Items from a data source
........

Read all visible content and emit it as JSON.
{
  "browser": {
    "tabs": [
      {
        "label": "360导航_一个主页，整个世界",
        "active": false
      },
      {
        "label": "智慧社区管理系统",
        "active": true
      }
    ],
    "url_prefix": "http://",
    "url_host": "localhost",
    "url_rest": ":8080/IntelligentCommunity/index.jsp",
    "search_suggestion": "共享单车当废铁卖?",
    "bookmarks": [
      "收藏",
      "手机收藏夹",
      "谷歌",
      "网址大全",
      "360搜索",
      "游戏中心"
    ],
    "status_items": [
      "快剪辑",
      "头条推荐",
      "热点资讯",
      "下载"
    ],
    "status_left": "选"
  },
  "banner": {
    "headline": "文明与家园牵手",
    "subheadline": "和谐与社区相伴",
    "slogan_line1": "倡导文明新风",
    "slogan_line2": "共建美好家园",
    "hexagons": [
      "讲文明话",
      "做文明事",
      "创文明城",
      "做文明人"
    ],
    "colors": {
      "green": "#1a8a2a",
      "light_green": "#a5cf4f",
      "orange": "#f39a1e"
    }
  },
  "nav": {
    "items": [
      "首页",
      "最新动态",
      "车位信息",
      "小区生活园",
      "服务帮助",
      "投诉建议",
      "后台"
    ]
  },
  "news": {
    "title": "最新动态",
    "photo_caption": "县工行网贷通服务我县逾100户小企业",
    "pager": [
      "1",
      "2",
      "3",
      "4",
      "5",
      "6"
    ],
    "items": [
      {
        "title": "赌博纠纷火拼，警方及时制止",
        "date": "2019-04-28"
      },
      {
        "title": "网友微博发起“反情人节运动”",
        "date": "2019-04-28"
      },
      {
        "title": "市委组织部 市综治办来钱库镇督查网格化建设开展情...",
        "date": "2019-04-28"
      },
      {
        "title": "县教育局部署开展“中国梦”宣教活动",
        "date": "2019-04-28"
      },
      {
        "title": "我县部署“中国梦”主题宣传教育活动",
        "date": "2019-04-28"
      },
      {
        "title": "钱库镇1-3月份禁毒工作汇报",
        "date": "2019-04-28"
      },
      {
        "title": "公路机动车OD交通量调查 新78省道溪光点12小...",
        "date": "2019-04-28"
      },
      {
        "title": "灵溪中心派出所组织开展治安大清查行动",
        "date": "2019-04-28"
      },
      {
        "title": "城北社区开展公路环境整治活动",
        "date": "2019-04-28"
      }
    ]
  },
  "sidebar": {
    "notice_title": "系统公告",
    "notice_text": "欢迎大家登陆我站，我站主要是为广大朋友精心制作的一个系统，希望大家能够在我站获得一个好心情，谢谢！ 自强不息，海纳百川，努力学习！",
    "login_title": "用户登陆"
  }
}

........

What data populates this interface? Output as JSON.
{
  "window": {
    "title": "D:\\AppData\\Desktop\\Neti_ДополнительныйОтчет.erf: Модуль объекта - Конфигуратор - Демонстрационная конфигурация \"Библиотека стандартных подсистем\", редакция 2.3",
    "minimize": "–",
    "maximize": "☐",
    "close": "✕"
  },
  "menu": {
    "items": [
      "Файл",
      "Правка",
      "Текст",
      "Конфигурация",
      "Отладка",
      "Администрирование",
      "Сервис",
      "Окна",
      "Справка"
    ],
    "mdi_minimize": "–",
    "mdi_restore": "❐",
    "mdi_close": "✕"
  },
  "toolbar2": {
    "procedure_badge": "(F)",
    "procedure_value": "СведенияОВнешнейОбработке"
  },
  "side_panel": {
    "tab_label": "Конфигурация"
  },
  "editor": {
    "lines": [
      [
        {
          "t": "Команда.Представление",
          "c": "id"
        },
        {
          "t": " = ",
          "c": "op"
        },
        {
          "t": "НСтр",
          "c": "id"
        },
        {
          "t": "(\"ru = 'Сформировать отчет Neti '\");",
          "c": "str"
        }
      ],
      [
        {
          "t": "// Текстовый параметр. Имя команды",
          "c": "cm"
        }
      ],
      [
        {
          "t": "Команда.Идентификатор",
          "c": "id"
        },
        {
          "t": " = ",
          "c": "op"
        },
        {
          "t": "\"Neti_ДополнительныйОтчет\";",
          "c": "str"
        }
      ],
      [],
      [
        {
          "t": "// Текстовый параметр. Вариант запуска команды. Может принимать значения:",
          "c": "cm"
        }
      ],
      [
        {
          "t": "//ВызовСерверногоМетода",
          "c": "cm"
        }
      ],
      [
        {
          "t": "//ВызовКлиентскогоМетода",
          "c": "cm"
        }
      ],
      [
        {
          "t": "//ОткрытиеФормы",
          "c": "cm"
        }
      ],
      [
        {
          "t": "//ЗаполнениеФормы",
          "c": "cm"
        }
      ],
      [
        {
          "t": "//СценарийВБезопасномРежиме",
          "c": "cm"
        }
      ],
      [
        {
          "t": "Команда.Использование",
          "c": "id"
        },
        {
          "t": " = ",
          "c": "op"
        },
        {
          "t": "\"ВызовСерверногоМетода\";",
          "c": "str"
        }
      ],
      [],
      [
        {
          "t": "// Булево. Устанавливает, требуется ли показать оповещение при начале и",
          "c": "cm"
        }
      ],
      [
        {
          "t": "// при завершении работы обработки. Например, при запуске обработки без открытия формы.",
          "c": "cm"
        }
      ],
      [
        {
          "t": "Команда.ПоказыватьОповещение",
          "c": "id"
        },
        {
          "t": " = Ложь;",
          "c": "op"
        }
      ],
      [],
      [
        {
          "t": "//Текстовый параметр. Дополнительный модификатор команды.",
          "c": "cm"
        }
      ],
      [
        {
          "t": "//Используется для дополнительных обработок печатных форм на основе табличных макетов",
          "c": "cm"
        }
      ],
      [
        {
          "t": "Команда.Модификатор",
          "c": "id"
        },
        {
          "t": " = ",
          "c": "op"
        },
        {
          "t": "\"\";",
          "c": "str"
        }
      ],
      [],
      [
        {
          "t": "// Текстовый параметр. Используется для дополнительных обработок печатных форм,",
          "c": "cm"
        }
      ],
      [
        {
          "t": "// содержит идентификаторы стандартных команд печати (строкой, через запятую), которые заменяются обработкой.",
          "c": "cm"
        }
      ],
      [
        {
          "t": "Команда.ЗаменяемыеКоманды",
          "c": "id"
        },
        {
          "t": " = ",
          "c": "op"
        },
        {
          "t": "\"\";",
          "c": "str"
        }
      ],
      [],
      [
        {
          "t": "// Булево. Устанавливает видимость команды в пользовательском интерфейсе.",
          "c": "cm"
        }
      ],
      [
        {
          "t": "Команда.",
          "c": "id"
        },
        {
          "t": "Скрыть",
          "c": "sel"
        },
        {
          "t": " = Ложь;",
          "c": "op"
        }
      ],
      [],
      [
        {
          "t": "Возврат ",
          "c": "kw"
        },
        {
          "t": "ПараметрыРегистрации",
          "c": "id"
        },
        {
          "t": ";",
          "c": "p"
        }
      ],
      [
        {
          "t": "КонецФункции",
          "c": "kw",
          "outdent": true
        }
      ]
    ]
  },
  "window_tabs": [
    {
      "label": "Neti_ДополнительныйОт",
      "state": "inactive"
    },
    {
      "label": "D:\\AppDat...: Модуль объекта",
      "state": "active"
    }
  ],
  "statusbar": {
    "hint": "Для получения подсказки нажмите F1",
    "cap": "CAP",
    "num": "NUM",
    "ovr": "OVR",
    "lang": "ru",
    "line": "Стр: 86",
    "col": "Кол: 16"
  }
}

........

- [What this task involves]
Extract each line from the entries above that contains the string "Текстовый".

- [Response to this task]
          "t": "// Текстовый параметр. Имя команды",
          "t": "// Текстовый параметр. Вариант запуска команды. Может принимать значения:",
          "t": "//Текстовый параметр. Дополнительный модификатор команды.",
          "t": "// Текстовый параметр. Используется для дополнительных обработок печатных форм,",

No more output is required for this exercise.